::: DATA SUPPLIED

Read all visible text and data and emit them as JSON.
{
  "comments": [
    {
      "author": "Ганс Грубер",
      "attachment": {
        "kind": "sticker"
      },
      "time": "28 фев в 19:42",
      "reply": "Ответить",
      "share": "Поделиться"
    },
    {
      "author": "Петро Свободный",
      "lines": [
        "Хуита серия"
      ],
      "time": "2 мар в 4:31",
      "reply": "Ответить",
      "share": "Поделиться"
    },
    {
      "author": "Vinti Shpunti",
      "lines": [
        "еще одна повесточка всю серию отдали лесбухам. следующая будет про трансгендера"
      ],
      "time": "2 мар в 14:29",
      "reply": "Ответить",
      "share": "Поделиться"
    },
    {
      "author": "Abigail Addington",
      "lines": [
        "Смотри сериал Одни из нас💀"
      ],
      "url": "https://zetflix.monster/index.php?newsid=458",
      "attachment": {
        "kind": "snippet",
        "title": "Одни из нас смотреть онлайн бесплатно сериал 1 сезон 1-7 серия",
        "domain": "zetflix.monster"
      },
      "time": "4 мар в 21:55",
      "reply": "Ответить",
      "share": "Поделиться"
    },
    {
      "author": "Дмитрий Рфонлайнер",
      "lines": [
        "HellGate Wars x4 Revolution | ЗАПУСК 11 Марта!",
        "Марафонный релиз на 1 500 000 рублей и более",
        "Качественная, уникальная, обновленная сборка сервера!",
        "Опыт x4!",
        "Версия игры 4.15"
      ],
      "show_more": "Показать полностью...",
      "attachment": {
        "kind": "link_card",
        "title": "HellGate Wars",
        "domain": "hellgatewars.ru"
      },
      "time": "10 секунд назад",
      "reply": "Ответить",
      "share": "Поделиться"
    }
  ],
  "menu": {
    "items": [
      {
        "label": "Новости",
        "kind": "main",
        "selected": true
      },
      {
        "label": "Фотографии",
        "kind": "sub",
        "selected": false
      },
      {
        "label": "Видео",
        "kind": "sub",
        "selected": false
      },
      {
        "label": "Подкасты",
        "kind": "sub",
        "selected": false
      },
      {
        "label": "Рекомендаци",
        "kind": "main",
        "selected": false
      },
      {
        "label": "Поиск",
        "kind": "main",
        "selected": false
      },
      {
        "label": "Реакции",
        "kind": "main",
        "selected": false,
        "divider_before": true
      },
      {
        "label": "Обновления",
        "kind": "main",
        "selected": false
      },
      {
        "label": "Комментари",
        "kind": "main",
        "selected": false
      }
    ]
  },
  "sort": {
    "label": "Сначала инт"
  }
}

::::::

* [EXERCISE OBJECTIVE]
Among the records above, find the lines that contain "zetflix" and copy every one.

* [SOLUTION]
      "url": "https://zetflix.monster/index.php?newsid=458",
        "domain": "zetflix.monster"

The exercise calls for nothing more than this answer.